INFORMATION PROVIDED
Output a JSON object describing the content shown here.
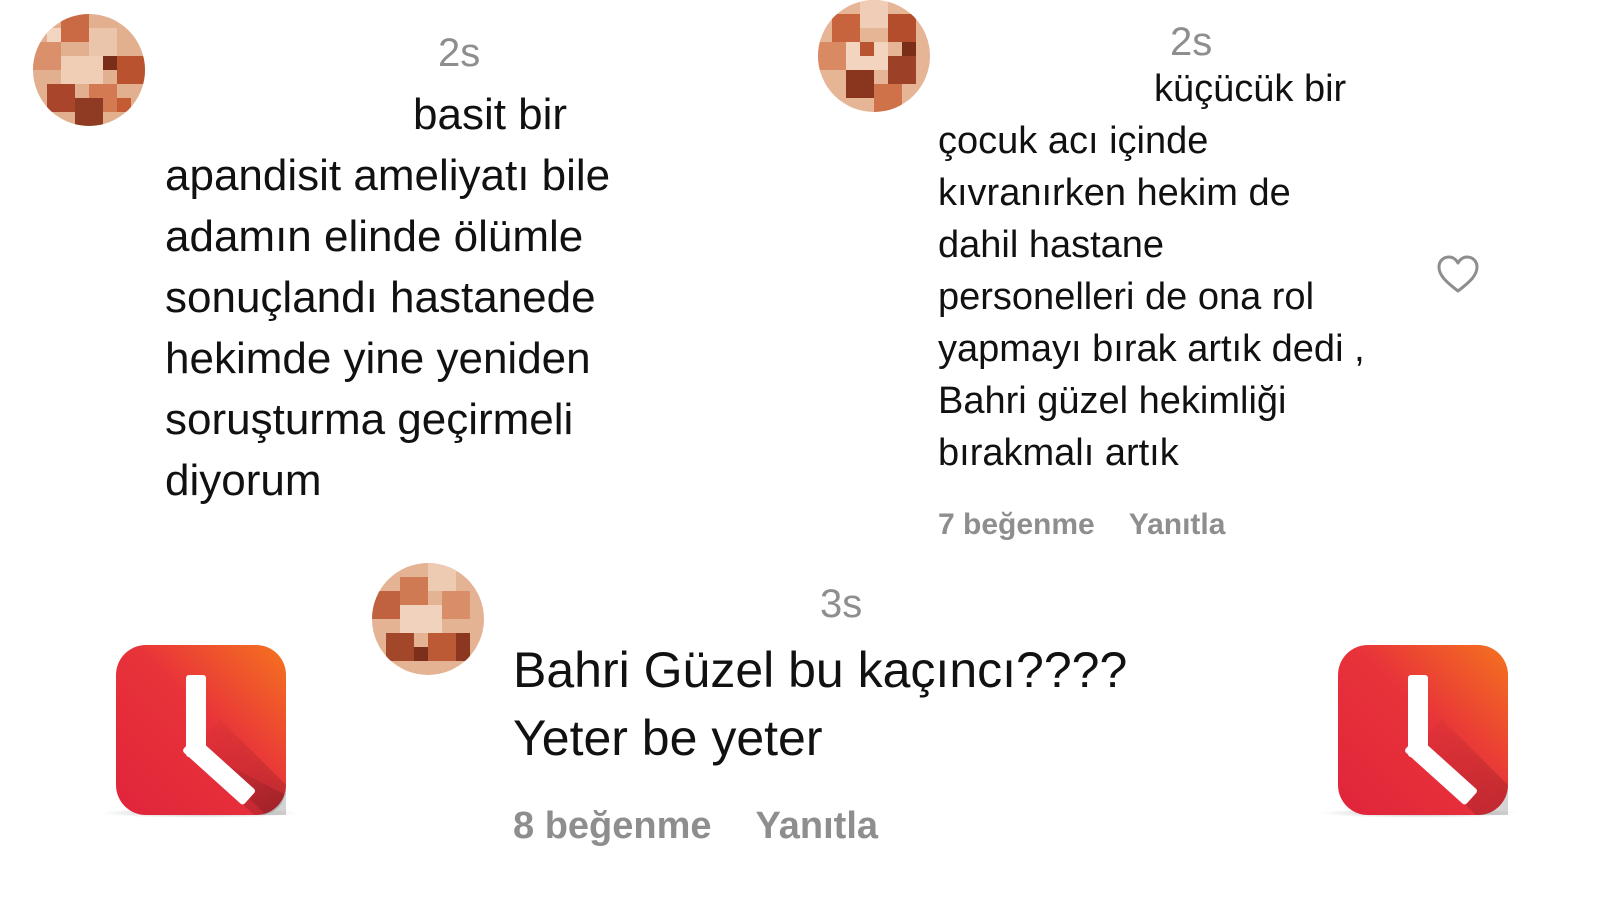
{
  "comments": [
    {
      "time": "2s",
      "text": "basit bir\napandisit ameliyatı bile\nadamın elinde ölümle\nsonuçlandı hastanede\nhekimde yine yeniden\nsoruşturma geçirmeli\ndiyorum"
    },
    {
      "time": "2s",
      "text": "küçücük bir\nçocuk acı içinde\nkıvranırken hekim de\ndahil hastane\npersonelleri de ona rol\nyapmayı bırak artık dedi ,\nBahri güzel hekimliği\nbırakmalı artık",
      "likes": "7 beğenme",
      "reply_label": "Yanıtla",
      "like_icon": "heart-outline-icon"
    },
    {
      "time": "3s",
      "text": "Bahri Güzel bu kaçıncı????\nYeter be yeter",
      "likes": "8 beğenme",
      "reply_label": "Yanıtla"
    }
  ],
  "logo": {
    "icon": "clock-icon",
    "gradient_start": "#e0243b",
    "gradient_end": "#f5731f",
    "hands_color": "#ffffff"
  },
  "colors": {
    "meta_gray": "#8e8e8e",
    "text": "#111111"
  }
}
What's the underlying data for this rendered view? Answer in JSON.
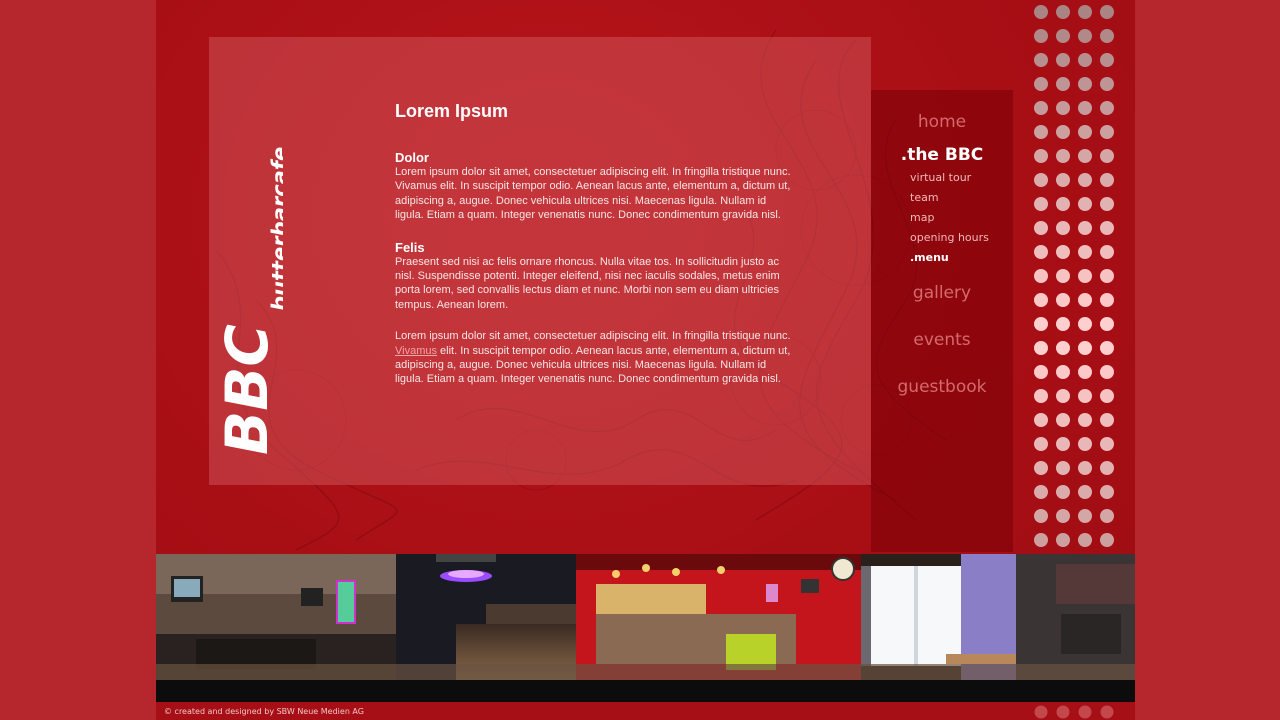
{
  "brand": {
    "logo_big": "BBC",
    "logo_small": "butterbarcafe"
  },
  "article": {
    "title": "Lorem Ipsum",
    "sections": [
      {
        "heading": "Dolor",
        "text": "Lorem ipsum dolor sit amet, consectetuer adipiscing elit. In fringilla tristique nunc. Vivamus elit. In suscipit tempor odio. Aenean lacus ante, elementum a, dictum ut, adipiscing a, augue. Donec vehicula ultrices nisi. Maecenas ligula. Nullam id ligula. Etiam a quam. Integer venenatis nunc. Donec condimentum gravida nisl."
      },
      {
        "heading": "Felis",
        "text": "Praesent sed nisi ac felis ornare rhoncus. Nulla vitae tos. In sollicitudin justo ac nisl. Suspendisse potenti. Integer eleifend, nisi nec iaculis sodales, metus enim porta lorem, sed convallis lectus diam et nunc. Morbi non sem eu diam ultricies tempus. Aenean lorem."
      }
    ],
    "last_paragraph": {
      "before_link": "Lorem ipsum dolor sit amet, consectetuer adipiscing elit. In fringilla tristique nunc. ",
      "link": "Vivamus",
      "after_link": " elit. In suscipit tempor odio. Aenean lacus ante, elementum a, dictum ut, adipiscing a, augue. Donec vehicula ultrices nisi. Maecenas ligula. Nullam id ligula. Etiam a quam. Integer venenatis nunc. Donec condimentum gravida nisl."
    }
  },
  "nav": {
    "home": "home",
    "the_bbc": ".the BBC",
    "sub": [
      "virtual tour",
      "team",
      "map",
      "opening hours",
      ".menu"
    ],
    "gallery": "gallery",
    "events": "events",
    "guestbook": "guestbook"
  },
  "footer": {
    "credit": "© created and designed by SBW Neue Medien AG"
  },
  "colors": {
    "background": "#b5272d",
    "page": "#a80f15",
    "nav_inactive": "#d46a6e",
    "nav_active": "#ffffff"
  }
}
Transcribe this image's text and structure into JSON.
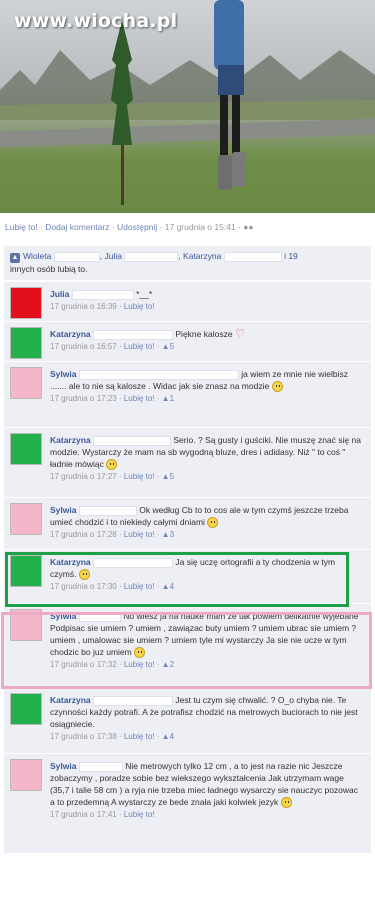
{
  "photo": {
    "watermark": "www.wiocha.pl"
  },
  "photo_bar": {
    "like": "Lubię to!",
    "add_comment": "Dodaj komentarz",
    "share": "Udostępnij",
    "date": "17 grudnia o 15:41"
  },
  "likes": {
    "name1": "Wioleta",
    "name2": "Julia",
    "name3": "Katarzyna",
    "count_text": "i 19",
    "tail": "innych osób lubią to."
  },
  "comments": [
    {
      "name": "Julia",
      "text": "*__*",
      "time": "17 grudnia o 16:39",
      "like": "Lubię to!",
      "likes": "",
      "avatar_color": "#e2101c"
    },
    {
      "name": "Katarzyna",
      "text": "Piękne kalosze",
      "time": "17 grudnia o 16:57",
      "like": "Lubię to!",
      "likes": "5",
      "avatar_color": "#21b04b"
    },
    {
      "name": "Sylwia",
      "text": "ja wiem ze mnie nie wielbisz ....... ale to nie są kalosze . Widac jak sie znasz na modzie",
      "time": "17 grudnia o 17:23",
      "like": "Lubię to!",
      "likes": "1",
      "avatar_color": "#f4b6c8"
    },
    {
      "name": "Katarzyna",
      "text": "Serio. ? Są gusty i guściki. Nie muszę znać się na modzie. Wystarczy że mam na sb wygodną bluze, dres i adidasy. Niż \" to coś \" ładnie mówiąc",
      "time": "17 grudnia o 17:27",
      "like": "Lubię to!",
      "likes": "5",
      "avatar_color": "#21b04b"
    },
    {
      "name": "Sylwia",
      "text": "Ok według Cb to to cos ale w tym czymś jeszcze trzeba umieć chodzić i to niekiedy całymi dniami",
      "time": "17 grudnia o 17:28",
      "like": "Lubię to!",
      "likes": "3",
      "avatar_color": "#f4b6c8"
    },
    {
      "name": "Katarzyna",
      "text": "Ja się uczę ortografii a ty chodzenia w tym czymś.",
      "time": "17 grudnia o 17:30",
      "like": "Lubię to!",
      "likes": "4",
      "avatar_color": "#21b04b"
    },
    {
      "name": "Sylwia",
      "text": "No wiesz ja na nauke mam ze tak powiem delikatnie wyjebane  Podpisac sie umiem ? umiem , zawiązac buty umiem ? umiem  ubrac sie umiem ? umiem , umalowac sie umiem ? umiem  tyle mi wystarczy  Ja sie nie ucze w tym chodzic bo juz umiem",
      "time": "17 grudnia o 17:32",
      "like": "Lubię to!",
      "likes": "2",
      "avatar_color": "#f4b6c8"
    },
    {
      "name": "Katarzyna",
      "text": "Jest tu czym się chwalić. ? O_o chyba nie. Te czynności każdy potrafi. A że potrafisz chodzić na metrowych buciorach to nie jest osiągniecie.",
      "time": "17 grudnia o 17:38",
      "like": "Lubię to!",
      "likes": "4",
      "avatar_color": "#21b04b"
    },
    {
      "name": "Sylwia",
      "text": "Nie metrowych tylko 12 cm , a to jest na razie nic  Jeszcze zobaczymy , poradze sobie bez wiekszego wykształcenia  Jak utrzymam wage (35,7 i talie 58 cm ) a ryja nie trzeba miec ładnego wysarczy sie nauczyc pozowac a to przedemną  A wystarczy ze bede znała jaki kolwiek jezyk",
      "time": "17 grudnia o 17:41",
      "like": "Lubię to!",
      "likes": "",
      "avatar_color": "#f4b6c8"
    }
  ]
}
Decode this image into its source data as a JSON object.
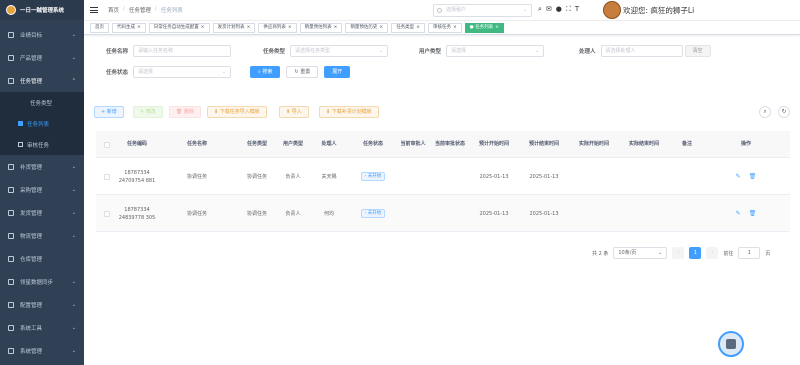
{
  "app": {
    "title": "一日一贼管理系统"
  },
  "sidebar": {
    "items": [
      {
        "label": "业绩目标",
        "arrow": "⌄"
      },
      {
        "label": "产品管理",
        "arrow": "⌄"
      },
      {
        "label": "任务管理",
        "arrow": "⌃"
      }
    ],
    "subitems": [
      "任务类型",
      "任务列表",
      "审核任务"
    ],
    "items2": [
      {
        "label": "补货管理",
        "arrow": "⌄"
      },
      {
        "label": "采购管理",
        "arrow": "⌄"
      },
      {
        "label": "发货管理",
        "arrow": "⌄"
      },
      {
        "label": "物流管理",
        "arrow": "⌄"
      },
      {
        "label": "仓库管理",
        "arrow": ""
      },
      {
        "label": "领星数据同步",
        "arrow": "⌄"
      },
      {
        "label": "配置管理",
        "arrow": "⌄"
      },
      {
        "label": "系统工具",
        "arrow": "⌄"
      },
      {
        "label": "系统管理",
        "arrow": "⌄"
      }
    ]
  },
  "header": {
    "breadcrumb": [
      "首页",
      "任务管理",
      "任务列表"
    ],
    "tenant_placeholder": "选择租户",
    "welcome": "欢迎您: 疯狂的狮子Li"
  },
  "tags": [
    "首页",
    "代码生成",
    "日常任务自动生成配置",
    "发货计划列表",
    "供应商列表",
    "销量预估列表",
    "销量预估历史",
    "任务类型",
    "审核任务",
    "任务列表"
  ],
  "search": {
    "name_label": "任务名称",
    "name_placeholder": "请输入任务名称",
    "type_label": "任务类型",
    "type_placeholder": "请选择任务类型",
    "user_type_label": "用户类型",
    "user_type_placeholder": "请选择",
    "handler_label": "处理人",
    "handler_placeholder": "请选择处理人",
    "clear": "清空",
    "status_label": "任务状态",
    "status_placeholder": "请选择",
    "search_btn": "搜索",
    "reset_btn": "重置",
    "expand_btn": "展开"
  },
  "toolbar": {
    "add": "新增",
    "edit": "修改",
    "delete": "删除",
    "download_import_tpl": "下载任务导入模板",
    "import": "导入",
    "download_plan_tpl": "下载补货计划模板"
  },
  "table": {
    "headers": [
      "任务编码",
      "任务名称",
      "任务类型",
      "用户类型",
      "处理人",
      "任务状态",
      "当前审批人",
      "当前审批状态",
      "预计开始时间",
      "预计结束时间",
      "实际开始时间",
      "实际结束时间",
      "备注",
      "操作"
    ],
    "rows": [
      {
        "code": "18787334 24709754 881",
        "name": "协调任务",
        "type": "协调任务",
        "user_type": "负责人",
        "handler": "关天赐",
        "status": "未开始",
        "approver": "",
        "approval_status": "",
        "plan_start": "2025-01-13",
        "plan_end": "2025-01-13",
        "actual_start": "",
        "actual_end": "",
        "remark": ""
      },
      {
        "code": "18787334 24839778 305",
        "name": "协调任务",
        "type": "协调任务",
        "user_type": "负责人",
        "handler": "何均",
        "status": "未开始",
        "approver": "",
        "approval_status": "",
        "plan_start": "2025-01-13",
        "plan_end": "2025-01-13",
        "actual_start": "",
        "actual_end": "",
        "remark": ""
      }
    ]
  },
  "pagination": {
    "total": "共 2 条",
    "page_size": "10条/页",
    "current": "1",
    "goto_label": "前往",
    "goto_value": "1",
    "page_suffix": "页"
  },
  "icons": {
    "search": "search-icon",
    "message": "message-icon",
    "github": "github-icon",
    "fullscreen": "fullscreen-icon",
    "size": "font-size-icon"
  },
  "colors": {
    "primary": "#409eff",
    "sidebar": "#304156",
    "active_tag": "#42b983"
  }
}
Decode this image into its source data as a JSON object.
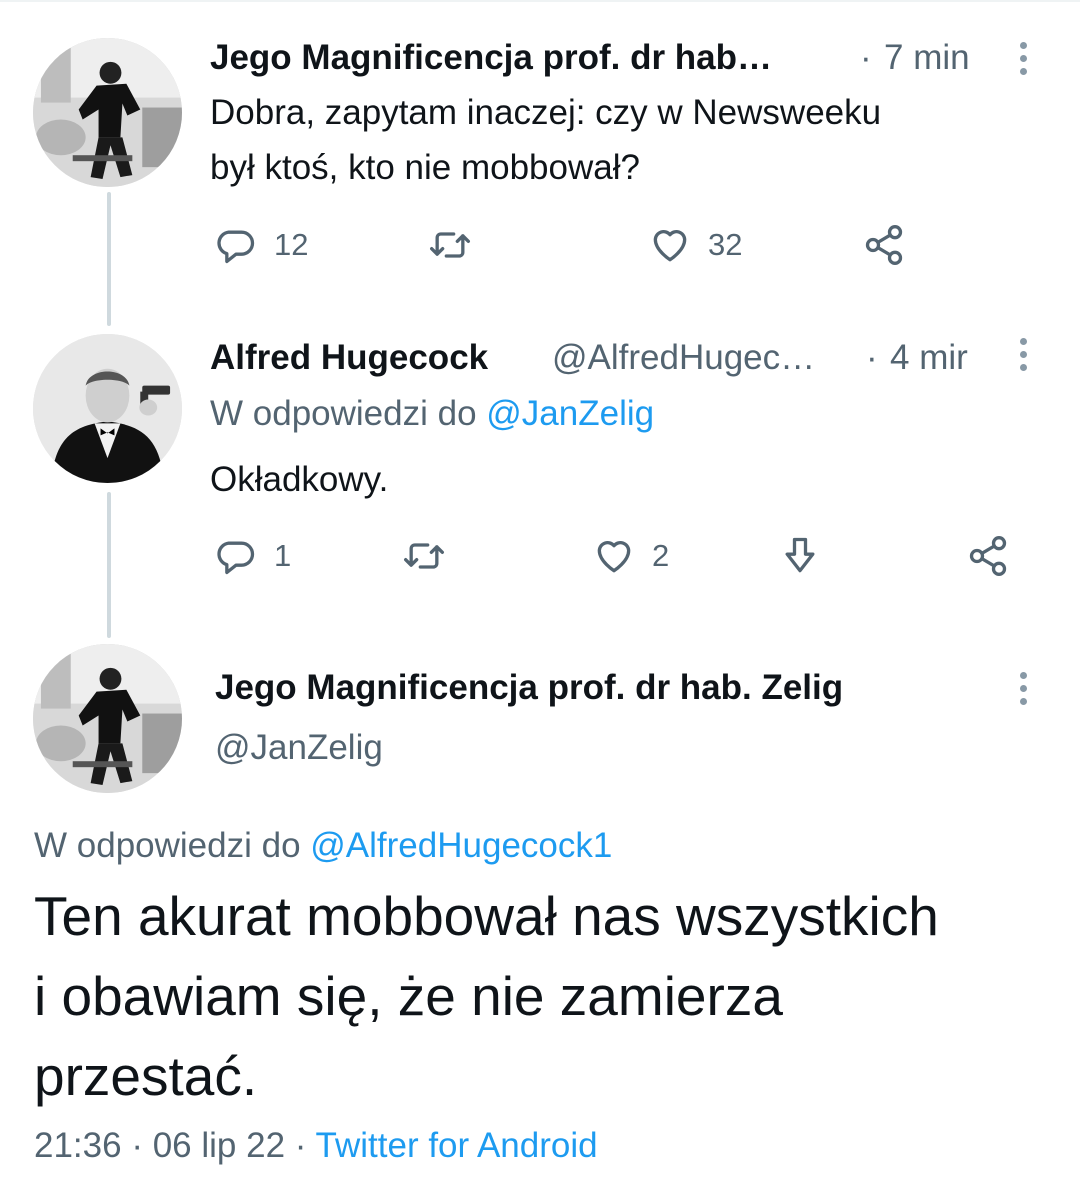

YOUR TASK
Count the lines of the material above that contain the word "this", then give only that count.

EXERCISE SOLUTION
4